• TASK PROMPT
Look through the data below, and copy each line that carries the word "refresh".

• AVAILABLE DATA
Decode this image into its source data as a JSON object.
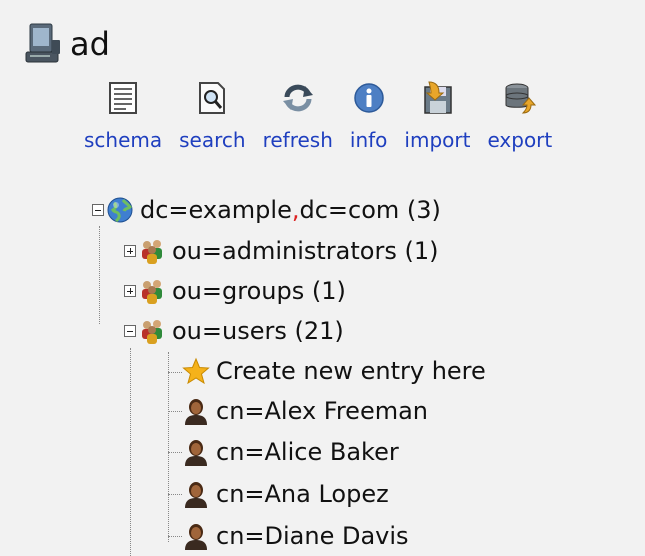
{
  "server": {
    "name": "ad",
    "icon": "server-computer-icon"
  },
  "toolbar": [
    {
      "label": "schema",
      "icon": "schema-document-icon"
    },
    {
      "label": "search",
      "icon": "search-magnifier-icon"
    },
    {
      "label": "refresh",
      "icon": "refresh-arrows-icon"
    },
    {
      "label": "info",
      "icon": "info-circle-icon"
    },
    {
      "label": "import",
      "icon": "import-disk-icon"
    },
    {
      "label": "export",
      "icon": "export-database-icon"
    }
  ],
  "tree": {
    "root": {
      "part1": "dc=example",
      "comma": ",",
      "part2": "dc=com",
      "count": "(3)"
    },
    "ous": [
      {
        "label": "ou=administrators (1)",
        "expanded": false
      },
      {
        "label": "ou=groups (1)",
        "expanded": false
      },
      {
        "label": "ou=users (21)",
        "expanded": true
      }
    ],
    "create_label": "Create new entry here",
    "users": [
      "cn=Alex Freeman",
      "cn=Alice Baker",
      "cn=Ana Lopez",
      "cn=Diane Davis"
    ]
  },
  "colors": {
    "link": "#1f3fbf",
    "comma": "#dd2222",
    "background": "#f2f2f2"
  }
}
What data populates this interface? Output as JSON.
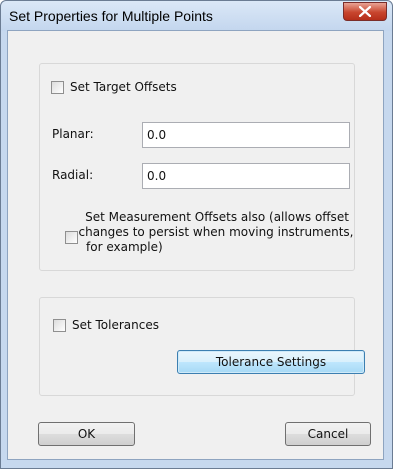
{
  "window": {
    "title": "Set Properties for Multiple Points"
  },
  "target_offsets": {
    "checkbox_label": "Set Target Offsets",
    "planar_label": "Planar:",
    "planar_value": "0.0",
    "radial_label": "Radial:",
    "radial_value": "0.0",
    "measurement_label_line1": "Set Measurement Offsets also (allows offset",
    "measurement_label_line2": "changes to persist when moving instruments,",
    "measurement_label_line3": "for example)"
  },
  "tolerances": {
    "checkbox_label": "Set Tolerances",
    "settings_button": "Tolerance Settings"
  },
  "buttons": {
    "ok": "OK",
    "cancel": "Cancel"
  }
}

• SOLVED EXERCISE
      "label": "refresh",
      "icon": "refresh-arrows-icon"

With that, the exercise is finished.